=== Begin Enclosure ===
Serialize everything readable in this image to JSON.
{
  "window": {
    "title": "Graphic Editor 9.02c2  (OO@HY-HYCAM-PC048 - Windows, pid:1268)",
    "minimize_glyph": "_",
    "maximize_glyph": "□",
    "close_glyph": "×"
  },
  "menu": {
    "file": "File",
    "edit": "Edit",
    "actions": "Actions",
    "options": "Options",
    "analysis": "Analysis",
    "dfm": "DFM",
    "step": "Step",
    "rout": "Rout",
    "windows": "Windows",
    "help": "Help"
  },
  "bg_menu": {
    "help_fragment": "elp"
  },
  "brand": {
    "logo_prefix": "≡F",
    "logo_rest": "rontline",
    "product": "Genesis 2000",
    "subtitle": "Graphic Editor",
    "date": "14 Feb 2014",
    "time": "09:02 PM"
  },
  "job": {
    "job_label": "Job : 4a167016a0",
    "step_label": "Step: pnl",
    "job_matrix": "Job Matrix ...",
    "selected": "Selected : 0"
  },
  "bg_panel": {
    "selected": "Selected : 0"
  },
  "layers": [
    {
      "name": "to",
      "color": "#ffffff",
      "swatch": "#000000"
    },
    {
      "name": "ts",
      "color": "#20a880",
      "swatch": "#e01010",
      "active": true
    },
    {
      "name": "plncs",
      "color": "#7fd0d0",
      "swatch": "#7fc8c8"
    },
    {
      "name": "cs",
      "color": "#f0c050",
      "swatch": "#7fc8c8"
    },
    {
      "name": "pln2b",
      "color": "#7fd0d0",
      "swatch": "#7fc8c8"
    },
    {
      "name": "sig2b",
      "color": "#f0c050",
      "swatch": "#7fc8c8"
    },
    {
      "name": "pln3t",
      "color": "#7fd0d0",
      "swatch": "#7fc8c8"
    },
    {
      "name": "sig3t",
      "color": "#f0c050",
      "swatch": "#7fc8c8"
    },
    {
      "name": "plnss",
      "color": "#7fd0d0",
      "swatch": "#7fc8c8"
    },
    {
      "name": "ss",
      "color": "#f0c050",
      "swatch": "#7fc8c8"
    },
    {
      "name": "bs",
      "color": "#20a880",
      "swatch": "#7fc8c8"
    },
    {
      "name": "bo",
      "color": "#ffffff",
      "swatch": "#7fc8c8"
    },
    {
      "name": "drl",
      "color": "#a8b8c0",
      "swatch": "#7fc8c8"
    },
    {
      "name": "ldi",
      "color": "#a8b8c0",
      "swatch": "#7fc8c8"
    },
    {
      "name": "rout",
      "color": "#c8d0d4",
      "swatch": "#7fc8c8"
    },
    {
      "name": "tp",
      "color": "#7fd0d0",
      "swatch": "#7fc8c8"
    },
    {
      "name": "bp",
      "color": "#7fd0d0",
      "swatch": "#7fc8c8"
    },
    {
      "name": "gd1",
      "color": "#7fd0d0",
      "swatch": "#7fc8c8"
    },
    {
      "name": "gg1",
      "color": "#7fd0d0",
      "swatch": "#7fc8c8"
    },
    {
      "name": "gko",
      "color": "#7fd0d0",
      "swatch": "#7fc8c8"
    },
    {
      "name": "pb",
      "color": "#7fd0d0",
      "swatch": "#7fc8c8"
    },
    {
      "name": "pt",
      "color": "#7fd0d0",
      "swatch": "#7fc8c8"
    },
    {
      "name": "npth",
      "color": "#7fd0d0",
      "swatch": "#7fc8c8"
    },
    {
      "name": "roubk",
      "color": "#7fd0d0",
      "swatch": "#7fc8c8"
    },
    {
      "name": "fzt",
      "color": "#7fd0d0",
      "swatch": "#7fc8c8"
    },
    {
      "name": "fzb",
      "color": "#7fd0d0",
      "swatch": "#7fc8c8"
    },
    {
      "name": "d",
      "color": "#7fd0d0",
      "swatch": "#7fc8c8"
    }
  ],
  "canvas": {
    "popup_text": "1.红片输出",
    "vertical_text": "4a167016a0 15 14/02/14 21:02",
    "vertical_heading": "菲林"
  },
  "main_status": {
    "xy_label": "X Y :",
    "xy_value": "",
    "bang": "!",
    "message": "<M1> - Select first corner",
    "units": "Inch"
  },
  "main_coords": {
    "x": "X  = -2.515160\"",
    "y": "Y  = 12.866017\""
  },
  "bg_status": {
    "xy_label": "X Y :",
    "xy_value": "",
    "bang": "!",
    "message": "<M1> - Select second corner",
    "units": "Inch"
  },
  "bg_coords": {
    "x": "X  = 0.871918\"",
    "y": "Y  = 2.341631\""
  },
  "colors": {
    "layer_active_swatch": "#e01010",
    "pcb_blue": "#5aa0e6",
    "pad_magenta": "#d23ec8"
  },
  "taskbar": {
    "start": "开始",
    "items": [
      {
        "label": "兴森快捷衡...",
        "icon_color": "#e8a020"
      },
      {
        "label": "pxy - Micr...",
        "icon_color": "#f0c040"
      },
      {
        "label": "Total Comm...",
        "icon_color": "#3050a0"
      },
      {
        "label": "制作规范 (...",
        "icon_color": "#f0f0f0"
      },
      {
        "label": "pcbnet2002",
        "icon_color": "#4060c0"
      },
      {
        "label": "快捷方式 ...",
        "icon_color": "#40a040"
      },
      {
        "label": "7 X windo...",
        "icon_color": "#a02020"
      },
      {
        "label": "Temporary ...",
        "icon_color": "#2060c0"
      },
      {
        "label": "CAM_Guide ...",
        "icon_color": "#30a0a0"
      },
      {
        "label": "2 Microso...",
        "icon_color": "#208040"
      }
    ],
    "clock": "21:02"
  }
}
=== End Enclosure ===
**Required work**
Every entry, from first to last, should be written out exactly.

**Finished exercise**
Serialize everything readable in this image to JSON.
{
  "window": {
    "title": "Graphic Editor 9.02c2  (OO@HY-HYCAM-PC048 - Windows, pid:1268)",
    "minimize_glyph": "_",
    "maximize_glyph": "□",
    "close_glyph": "×"
  },
  "menu": {
    "file": "File",
    "edit": "Edit",
    "actions": "Actions",
    "options": "Options",
    "analysis": "Analysis",
    "dfm": "DFM",
    "step": "Step",
    "rout": "Rout",
    "windows": "Windows",
    "help": "Help"
  },
  "bg_menu": {
    "help_fragment": "elp"
  },
  "brand": {
    "logo_prefix": "≡F",
    "logo_rest": "rontline",
    "product": "Genesis 2000",
    "subtitle": "Graphic Editor",
    "date": "14 Feb 2014",
    "time": "09:02 PM"
  },
  "job": {
    "job_label": "Job : 4a167016a0",
    "step_label": "Step: pnl",
    "job_matrix": "Job Matrix ...",
    "selected": "Selected : 0"
  },
  "bg_panel": {
    "selected": "Selected : 0"
  },
  "layers": [
    {
      "name": "to",
      "color": "#ffffff",
      "swatch": "#000000"
    },
    {
      "name": "ts",
      "color": "#20a880",
      "swatch": "#e01010",
      "active": true
    },
    {
      "name": "plncs",
      "color": "#7fd0d0",
      "swatch": "#7fc8c8"
    },
    {
      "name": "cs",
      "color": "#f0c050",
      "swatch": "#7fc8c8"
    },
    {
      "name": "pln2b",
      "color": "#7fd0d0",
      "swatch": "#7fc8c8"
    },
    {
      "name": "sig2b",
      "color": "#f0c050",
      "swatch": "#7fc8c8"
    },
    {
      "name": "pln3t",
      "color": "#7fd0d0",
      "swatch": "#7fc8c8"
    },
    {
      "name": "sig3t",
      "color": "#f0c050",
      "swatch": "#7fc8c8"
    },
    {
      "name": "plnss",
      "color": "#7fd0d0",
      "swatch": "#7fc8c8"
    },
    {
      "name": "ss",
      "color": "#f0c050",
      "swatch": "#7fc8c8"
    },
    {
      "name": "bs",
      "color": "#20a880",
      "swatch": "#7fc8c8"
    },
    {
      "name": "bo",
      "color": "#ffffff",
      "swatch": "#7fc8c8"
    },
    {
      "name": "drl",
      "color": "#a8b8c0",
      "swatch": "#7fc8c8"
    },
    {
      "name": "ldi",
      "color": "#a8b8c0",
      "swatch": "#7fc8c8"
    },
    {
      "name": "rout",
      "color": "#c8d0d4",
      "swatch": "#7fc8c8"
    },
    {
      "name": "tp",
      "color": "#7fd0d0",
      "swatch": "#7fc8c8"
    },
    {
      "name": "bp",
      "color": "#7fd0d0",
      "swatch": "#7fc8c8"
    },
    {
      "name": "gd1",
      "color": "#7fd0d0",
      "swatch": "#7fc8c8"
    },
    {
      "name": "gg1",
      "color": "#7fd0d0",
      "swatch": "#7fc8c8"
    },
    {
      "name": "gko",
      "color": "#7fd0d0",
      "swatch": "#7fc8c8"
    },
    {
      "name": "pb",
      "color": "#7fd0d0",
      "swatch": "#7fc8c8"
    },
    {
      "name": "pt",
      "color": "#7fd0d0",
      "swatch": "#7fc8c8"
    },
    {
      "name": "npth",
      "color": "#7fd0d0",
      "swatch": "#7fc8c8"
    },
    {
      "name": "roubk",
      "color": "#7fd0d0",
      "swatch": "#7fc8c8"
    },
    {
      "name": "fzt",
      "color": "#7fd0d0",
      "swatch": "#7fc8c8"
    },
    {
      "name": "fzb",
      "color": "#7fd0d0",
      "swatch": "#7fc8c8"
    },
    {
      "name": "d",
      "color": "#7fd0d0",
      "swatch": "#7fc8c8"
    }
  ],
  "canvas": {
    "popup_text": "1.红片输出",
    "vertical_text": "4a167016a0 15 14/02/14 21:02",
    "vertical_heading": "菲林"
  },
  "main_status": {
    "xy_label": "X Y :",
    "xy_value": "",
    "bang": "!",
    "message": "<M1> - Select first corner",
    "units": "Inch"
  },
  "main_coords": {
    "x": "X  = -2.515160\"",
    "y": "Y  = 12.866017\""
  },
  "bg_status": {
    "xy_label": "X Y :",
    "xy_value": "",
    "bang": "!",
    "message": "<M1> - Select second corner",
    "units": "Inch"
  },
  "bg_coords": {
    "x": "X  = 0.871918\"",
    "y": "Y  = 2.341631\""
  },
  "colors": {
    "layer_active_swatch": "#e01010",
    "pcb_blue": "#5aa0e6",
    "pad_magenta": "#d23ec8"
  },
  "taskbar": {
    "start": "开始",
    "items": [
      {
        "label": "兴森快捷衡...",
        "icon_color": "#e8a020"
      },
      {
        "label": "pxy - Micr...",
        "icon_color": "#f0c040"
      },
      {
        "label": "Total Comm...",
        "icon_color": "#3050a0"
      },
      {
        "label": "制作规范 (...",
        "icon_color": "#f0f0f0"
      },
      {
        "label": "pcbnet2002",
        "icon_color": "#4060c0"
      },
      {
        "label": "快捷方式 ...",
        "icon_color": "#40a040"
      },
      {
        "label": "7 X windo...",
        "icon_color": "#a02020"
      },
      {
        "label": "Temporary ...",
        "icon_color": "#2060c0"
      },
      {
        "label": "CAM_Guide ...",
        "icon_color": "#30a0a0"
      },
      {
        "label": "2 Microso...",
        "icon_color": "#208040"
      }
    ],
    "clock": "21:02"
  }
}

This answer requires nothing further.